◆ Task instructions: Whenever "Output" appears in a line of the entries below, that line counts; give the total only.

◆ Supplied data:

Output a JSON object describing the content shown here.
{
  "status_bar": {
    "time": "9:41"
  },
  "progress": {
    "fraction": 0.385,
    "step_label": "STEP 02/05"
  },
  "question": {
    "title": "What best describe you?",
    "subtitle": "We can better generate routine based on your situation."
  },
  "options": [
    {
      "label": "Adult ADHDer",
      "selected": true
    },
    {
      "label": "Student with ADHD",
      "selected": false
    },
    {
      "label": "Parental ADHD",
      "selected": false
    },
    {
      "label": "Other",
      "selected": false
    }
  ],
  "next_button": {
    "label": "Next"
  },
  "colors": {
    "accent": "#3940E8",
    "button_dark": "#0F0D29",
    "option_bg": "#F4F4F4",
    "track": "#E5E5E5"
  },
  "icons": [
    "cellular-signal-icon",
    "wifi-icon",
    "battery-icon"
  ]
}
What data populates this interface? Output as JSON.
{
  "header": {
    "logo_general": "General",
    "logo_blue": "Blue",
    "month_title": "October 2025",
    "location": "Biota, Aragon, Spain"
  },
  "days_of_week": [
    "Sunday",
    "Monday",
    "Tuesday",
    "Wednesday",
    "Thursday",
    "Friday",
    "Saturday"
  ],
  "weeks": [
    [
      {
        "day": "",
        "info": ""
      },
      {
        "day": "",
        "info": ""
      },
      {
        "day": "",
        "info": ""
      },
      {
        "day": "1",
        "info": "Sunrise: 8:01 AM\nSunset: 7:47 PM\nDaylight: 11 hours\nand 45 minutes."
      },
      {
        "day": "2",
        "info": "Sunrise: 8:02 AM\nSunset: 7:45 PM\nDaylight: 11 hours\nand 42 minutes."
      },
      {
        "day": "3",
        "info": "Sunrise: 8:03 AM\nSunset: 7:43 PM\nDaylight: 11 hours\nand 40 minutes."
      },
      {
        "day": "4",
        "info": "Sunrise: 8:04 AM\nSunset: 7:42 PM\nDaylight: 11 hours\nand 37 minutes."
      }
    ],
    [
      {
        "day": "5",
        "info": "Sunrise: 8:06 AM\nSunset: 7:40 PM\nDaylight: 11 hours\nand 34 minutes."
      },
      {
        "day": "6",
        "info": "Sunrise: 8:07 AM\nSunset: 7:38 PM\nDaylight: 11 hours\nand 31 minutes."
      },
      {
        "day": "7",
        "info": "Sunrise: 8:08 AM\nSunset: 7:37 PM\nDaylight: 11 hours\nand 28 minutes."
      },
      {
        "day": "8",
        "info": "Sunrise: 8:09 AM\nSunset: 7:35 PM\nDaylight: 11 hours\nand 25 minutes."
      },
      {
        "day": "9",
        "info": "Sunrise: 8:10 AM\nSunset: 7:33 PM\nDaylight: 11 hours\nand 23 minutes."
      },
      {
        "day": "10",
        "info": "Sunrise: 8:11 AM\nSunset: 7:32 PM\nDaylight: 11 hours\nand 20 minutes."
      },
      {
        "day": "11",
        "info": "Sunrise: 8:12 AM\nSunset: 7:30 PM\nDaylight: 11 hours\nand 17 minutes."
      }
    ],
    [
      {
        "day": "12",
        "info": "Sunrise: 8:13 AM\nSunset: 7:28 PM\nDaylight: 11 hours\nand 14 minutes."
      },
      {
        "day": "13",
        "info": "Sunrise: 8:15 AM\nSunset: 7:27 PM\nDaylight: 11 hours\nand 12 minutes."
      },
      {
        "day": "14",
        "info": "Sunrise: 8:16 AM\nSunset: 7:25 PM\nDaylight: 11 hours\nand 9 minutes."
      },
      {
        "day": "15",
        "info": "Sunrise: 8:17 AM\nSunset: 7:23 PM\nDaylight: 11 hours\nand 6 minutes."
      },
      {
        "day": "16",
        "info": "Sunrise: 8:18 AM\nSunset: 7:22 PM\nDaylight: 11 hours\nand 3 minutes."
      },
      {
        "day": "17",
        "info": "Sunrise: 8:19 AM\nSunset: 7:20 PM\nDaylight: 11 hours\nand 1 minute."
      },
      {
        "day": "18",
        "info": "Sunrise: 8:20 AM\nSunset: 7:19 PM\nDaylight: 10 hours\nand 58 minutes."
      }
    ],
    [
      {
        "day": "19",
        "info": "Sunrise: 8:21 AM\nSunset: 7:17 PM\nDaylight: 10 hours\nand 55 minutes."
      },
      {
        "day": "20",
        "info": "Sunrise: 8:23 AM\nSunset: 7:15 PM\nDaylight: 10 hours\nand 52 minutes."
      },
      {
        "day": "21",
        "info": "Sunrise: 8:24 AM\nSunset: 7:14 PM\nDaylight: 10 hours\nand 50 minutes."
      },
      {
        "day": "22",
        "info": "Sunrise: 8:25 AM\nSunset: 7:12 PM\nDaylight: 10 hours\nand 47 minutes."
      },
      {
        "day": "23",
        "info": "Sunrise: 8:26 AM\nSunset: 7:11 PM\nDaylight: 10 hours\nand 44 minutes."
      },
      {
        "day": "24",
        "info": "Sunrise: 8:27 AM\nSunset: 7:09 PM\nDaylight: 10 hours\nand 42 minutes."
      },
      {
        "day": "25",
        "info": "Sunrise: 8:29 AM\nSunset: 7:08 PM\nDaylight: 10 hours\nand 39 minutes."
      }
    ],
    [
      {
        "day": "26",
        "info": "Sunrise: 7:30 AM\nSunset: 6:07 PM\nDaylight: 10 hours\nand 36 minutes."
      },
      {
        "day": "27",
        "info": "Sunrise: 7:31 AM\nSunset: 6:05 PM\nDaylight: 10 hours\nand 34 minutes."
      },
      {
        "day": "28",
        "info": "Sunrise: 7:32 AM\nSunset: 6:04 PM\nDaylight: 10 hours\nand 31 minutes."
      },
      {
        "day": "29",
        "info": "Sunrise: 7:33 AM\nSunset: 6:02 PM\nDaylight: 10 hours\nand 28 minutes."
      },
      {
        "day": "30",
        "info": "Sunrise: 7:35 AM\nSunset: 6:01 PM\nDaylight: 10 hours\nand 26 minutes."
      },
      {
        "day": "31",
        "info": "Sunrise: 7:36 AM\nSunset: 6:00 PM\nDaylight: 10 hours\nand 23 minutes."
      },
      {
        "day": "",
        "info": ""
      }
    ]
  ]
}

◆ Result: 2